Saturday, 2 February 2013


We live in one of the wealthiest countries in the world, one that gives millions in aid to help feed people who are starving in the Third World, and yet our brilliant politicians fail to recognise the scandal that there are people in our own country who have insufficient resources to buy food or pay for heat. Many of these rely on help from Food Banks which have sprung up all over the UK.

Recently at the Ilford Hospital Chapel we received a request for supplies for the Ilford Food Bank and so, for the last few weeks, members of our congregation have been gathering together items for the Bank and we are pleased to help out but it leads to a question: should people living in the UK in the 21st Century have to rely on Food Banks?
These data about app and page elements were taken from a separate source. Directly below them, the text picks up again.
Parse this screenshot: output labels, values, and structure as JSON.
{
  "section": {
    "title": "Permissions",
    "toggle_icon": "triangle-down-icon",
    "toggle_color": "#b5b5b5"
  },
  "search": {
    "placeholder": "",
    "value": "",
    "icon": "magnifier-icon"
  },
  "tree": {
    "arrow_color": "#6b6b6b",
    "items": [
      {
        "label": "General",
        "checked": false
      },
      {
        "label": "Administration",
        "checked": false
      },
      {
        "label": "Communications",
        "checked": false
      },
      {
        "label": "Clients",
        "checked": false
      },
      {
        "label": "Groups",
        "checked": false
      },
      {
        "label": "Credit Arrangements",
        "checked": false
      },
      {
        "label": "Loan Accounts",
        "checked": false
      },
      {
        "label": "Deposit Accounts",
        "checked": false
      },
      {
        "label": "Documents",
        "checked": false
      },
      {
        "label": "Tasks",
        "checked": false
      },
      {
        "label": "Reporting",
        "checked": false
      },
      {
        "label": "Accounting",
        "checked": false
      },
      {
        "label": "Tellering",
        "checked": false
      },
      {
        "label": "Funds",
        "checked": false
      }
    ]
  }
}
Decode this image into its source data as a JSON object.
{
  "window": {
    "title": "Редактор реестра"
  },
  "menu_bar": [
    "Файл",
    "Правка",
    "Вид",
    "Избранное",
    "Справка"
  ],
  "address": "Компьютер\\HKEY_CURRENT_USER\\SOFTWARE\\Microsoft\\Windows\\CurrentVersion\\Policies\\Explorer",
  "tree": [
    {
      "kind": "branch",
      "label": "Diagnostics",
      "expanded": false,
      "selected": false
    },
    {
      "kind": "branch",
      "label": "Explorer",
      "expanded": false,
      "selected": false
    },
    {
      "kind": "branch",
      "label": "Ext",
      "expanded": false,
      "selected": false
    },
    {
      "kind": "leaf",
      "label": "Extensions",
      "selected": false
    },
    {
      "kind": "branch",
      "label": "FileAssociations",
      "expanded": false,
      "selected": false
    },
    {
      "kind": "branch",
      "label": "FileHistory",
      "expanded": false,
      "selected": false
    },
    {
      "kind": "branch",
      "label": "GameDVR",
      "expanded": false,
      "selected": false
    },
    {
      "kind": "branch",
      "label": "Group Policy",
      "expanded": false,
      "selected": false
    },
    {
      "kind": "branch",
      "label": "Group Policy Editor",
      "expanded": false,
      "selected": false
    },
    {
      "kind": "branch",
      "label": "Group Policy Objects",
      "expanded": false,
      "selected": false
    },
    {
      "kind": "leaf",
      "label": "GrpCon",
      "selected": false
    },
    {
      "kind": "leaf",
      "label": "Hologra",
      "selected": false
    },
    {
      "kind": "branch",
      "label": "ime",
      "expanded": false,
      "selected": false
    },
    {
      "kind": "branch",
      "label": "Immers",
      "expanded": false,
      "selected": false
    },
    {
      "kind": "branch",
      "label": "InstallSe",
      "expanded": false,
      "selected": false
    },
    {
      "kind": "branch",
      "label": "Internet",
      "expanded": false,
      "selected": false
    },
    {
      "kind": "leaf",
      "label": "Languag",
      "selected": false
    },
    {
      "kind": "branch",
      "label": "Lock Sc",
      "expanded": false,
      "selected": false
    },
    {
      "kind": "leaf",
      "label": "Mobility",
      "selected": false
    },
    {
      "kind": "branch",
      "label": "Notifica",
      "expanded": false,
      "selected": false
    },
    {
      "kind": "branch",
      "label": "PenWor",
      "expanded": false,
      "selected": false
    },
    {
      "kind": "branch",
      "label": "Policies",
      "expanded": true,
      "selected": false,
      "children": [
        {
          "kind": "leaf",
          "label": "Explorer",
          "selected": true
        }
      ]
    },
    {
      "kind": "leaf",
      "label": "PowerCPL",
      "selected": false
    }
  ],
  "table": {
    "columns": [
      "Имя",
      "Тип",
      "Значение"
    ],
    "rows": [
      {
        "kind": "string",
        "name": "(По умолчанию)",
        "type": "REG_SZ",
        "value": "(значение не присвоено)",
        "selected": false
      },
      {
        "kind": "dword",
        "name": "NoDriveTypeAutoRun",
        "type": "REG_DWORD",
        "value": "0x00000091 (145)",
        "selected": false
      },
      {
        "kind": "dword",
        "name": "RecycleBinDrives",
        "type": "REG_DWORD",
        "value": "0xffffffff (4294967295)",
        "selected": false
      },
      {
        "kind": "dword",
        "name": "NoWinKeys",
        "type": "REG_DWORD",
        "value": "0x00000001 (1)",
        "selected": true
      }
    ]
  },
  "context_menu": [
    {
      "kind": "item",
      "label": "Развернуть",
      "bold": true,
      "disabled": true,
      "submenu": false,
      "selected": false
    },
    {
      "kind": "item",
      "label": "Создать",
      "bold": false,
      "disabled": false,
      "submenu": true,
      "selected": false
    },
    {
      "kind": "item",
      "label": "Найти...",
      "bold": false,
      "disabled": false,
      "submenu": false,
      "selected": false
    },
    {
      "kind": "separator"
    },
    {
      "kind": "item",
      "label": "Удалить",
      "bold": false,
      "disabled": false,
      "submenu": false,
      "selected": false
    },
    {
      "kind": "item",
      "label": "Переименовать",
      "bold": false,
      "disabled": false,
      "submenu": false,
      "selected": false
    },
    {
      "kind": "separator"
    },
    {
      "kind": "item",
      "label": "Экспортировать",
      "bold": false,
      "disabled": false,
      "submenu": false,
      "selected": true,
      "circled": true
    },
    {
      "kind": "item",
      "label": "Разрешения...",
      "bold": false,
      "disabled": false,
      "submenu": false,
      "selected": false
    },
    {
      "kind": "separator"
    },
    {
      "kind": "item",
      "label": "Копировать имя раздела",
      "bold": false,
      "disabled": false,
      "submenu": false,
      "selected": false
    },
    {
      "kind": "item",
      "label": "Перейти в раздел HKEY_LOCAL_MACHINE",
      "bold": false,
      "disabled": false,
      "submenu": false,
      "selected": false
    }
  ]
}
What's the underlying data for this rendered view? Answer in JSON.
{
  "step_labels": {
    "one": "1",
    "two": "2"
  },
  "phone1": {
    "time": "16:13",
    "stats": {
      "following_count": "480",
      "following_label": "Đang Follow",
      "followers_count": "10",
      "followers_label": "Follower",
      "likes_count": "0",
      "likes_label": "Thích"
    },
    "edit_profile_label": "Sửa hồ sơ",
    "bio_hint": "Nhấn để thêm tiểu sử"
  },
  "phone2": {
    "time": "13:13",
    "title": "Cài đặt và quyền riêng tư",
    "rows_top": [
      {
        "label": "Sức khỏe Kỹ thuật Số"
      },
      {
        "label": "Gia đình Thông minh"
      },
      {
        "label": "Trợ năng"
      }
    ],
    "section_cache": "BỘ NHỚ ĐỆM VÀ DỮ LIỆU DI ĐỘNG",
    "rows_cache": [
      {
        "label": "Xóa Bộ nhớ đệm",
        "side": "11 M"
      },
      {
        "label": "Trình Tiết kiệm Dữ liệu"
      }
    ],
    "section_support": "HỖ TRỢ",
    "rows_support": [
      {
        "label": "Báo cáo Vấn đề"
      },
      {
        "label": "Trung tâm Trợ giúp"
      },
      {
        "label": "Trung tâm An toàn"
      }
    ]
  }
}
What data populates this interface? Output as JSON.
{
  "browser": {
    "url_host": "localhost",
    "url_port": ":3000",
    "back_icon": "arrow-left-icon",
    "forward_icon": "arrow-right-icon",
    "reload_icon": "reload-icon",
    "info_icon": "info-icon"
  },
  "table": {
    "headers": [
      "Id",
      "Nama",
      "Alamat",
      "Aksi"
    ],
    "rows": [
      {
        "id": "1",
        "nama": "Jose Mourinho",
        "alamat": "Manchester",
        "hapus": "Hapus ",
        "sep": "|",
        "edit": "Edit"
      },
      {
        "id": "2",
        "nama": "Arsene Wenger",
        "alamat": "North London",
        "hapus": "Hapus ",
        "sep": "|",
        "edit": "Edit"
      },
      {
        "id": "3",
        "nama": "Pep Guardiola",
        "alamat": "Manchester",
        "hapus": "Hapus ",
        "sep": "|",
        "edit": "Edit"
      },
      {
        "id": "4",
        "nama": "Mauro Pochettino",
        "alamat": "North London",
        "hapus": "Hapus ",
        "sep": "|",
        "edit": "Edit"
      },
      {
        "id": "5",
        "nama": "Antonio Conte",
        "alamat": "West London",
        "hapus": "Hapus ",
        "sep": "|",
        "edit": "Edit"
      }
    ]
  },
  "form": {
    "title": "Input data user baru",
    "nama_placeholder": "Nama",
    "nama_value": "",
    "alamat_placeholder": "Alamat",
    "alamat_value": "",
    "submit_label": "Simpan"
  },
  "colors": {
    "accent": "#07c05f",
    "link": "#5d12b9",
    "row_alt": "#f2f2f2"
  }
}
Those who need the help of the Food Banks are not “scroungers”; they have to be recommended by professionals like the clergy, doctors, Citizens Advice Bureaux etc. Recipients receive a voucher granting them three days supply of food.

In a recent sermon I described the situation as “a national disgrace” and I believe that to be the case. Politicians tell us that during this time of recession and austerity “we are all in this together” (except them, and members of the House of Lords who despite their £300 a day allowance have subsidised food in their two restaurants, as reported in the newspapers today)

As Christians we believe that Jesus came to bring “good news” to the poor and it is a responsibility that we, as his followers, have inherited. However, to my mind, this does not relieve our politicians for allowing this scandal to develop.